Rich has been reviewing lots of his favourite products and so I thought it was about time I reviewed some of mine. We only review things that we love and use on our trips camping, hiking, mountain biking and kayaking.
This trip around Australia has got me hooked on backpacking having always thought it wasn’t for me. Although I love long hikes, I was worried about carrying a heavy backpack as I have a sclerosis of the spine and I also don’t like getting wet and cold (but then who does) The overland track was on Richard’s bucket list and as this was my first experience he booked the trip with the Tasman Walking Company using private huts. That sorted the being warm and toasty bit after a wet day hiking, which just left the backpack. The company provided packs as part of the package and on the first day I was given a 65L One Planet rucksack to pack my gear into. It wasn’t a brand I had ever heard of, but as soon as I put it on and adjusted it I was happy how it felt which instantly took away some of the anxiety of walking for 6-days. As we didn’t have to carry any food or camping equipment my pack wasn’t as heavy as the independent walkers, however I experienced no back or neck pain which was incredible and the pack was much more comfortable than I expected.
During the trip we were already planning our next backpacking adventures, Freycinet Peninsular circuit was to be the next challenge but first I needed a Rucksack. We had a few in mind, the lightweight Osprey, Macpac and Mont and now One Planet was added to the list as the lead contender. We spent an afternoon in Hobart around the outdoor shops and I came away the proud owner of a new One Planet 65L Styx rucksack all fitted and measured up by the girl in the shop at Find Your Feet [They have 3 sizes small, medium and large] The Freycinet Peninsular circuit was fantastic, we were really lucky with the weather although the sea was still cold when we jumped in for a dip. Day 2 was a challenge climbing up and over Mt Graham before the long descent into wineglass bay, so a great test with the heavier weight and again no back or neck pain. My third backpack trip was in Victoria hiking in Wilson’s Promontory, you can checkout all these hike trip reports here:
Now for the pros and cons with this One Planet rucksack…
The Belt strap: This is a perfect size, unlike lighter weight packs that have a narrow belt strap this one is robust.
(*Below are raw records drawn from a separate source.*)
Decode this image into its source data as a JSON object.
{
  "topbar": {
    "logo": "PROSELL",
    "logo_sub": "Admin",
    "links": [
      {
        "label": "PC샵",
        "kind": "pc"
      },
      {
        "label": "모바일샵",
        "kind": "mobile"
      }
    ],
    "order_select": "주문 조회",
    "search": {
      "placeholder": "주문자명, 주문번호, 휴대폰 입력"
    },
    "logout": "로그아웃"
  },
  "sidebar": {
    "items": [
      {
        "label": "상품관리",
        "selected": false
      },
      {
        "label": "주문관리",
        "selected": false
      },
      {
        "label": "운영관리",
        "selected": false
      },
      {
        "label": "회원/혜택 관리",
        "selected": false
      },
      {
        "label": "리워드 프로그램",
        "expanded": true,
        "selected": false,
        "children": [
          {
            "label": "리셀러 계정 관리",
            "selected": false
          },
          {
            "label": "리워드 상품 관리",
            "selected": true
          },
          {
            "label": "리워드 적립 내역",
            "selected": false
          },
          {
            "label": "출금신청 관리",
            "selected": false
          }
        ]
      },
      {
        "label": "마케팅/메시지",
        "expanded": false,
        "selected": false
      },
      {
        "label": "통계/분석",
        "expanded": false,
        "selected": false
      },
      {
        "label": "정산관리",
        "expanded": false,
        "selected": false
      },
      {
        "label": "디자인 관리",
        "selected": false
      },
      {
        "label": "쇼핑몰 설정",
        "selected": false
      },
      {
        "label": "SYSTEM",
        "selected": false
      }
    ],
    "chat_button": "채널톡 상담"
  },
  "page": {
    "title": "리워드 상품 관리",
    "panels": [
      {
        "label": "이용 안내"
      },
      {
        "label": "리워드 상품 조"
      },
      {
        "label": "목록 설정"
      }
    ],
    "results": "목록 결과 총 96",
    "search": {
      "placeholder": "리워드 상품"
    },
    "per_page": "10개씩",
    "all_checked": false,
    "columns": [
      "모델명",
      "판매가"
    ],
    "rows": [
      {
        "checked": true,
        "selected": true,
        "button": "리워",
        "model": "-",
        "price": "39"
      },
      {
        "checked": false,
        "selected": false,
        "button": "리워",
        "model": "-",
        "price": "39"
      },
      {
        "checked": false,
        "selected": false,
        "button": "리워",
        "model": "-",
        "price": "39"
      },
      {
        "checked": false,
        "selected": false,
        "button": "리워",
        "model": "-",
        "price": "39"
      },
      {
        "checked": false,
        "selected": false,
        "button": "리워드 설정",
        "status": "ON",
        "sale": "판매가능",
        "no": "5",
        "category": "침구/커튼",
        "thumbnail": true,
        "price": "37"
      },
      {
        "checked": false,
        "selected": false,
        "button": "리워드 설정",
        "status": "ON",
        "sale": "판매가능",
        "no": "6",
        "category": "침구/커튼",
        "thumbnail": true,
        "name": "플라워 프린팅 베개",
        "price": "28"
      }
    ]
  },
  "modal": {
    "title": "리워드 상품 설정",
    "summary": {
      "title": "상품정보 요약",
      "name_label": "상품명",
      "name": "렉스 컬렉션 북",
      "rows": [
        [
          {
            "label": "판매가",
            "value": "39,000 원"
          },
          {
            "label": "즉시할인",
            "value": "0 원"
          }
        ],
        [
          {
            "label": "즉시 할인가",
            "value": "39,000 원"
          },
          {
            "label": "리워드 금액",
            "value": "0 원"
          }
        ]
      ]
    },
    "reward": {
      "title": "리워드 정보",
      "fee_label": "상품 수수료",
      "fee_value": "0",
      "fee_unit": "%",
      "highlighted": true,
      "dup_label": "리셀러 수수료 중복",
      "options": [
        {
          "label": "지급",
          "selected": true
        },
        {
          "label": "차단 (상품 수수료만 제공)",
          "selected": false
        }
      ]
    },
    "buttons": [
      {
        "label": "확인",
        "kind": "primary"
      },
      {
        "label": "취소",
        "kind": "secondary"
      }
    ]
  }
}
So although other backpacks may weigh less, without the right weight distribution they feel heavier.
The harness: This system is the only one certified by the Chiropractic Association of Australia and allows me to find a comfortable position, as I can make lots of different adjustments, perfect for people with s-shaped spines like me. You will find all the technical information on the The Exact Fit system here.
The pony tail pull in: Okay this is probably not the technical term, but I love how you can pull the top of the backpack to make it concave, so you don’t bang your pony tail and head off the top … which would annoy me.
The Canvas: The unique grid patterned Waterloc canvas is tough, waterproof and built to last. Perfect for scrambling over rocks and often when I’m going down steep hills I’m on my bum, so the bottom of my Rucksack needs to be tough. You will find all the technical information on the Waterloc Canvas here.
The price tag… it’s expensive, but it’s built to last. I hope this is my first and last rucsack as I head into my 40’s and I’m planning to keep hiking as long as I can.
Water bladder: The rucksack isn’t set up for a water bladder system, which I like to use. But you can still put one in and pull the tube out the lid. The pack has two big perfectly positioned water bottle holder pockets, it’s just that I like a bladder system.
Other info: I use a sea to Summit pack cover for additional rain protection as one doesnt come as standard
I rave about this rucksack so much my husband Rich now wants one and if you do too you can order online, on the One Planet Website
Our next backpacking trips:
- 32km Thorsborne Trail – Booked, June
- 66km Jatbula Trai – Planning stage, August
- 223km Larapinta Trail – Planning stage, September [Our biggest challenge yet]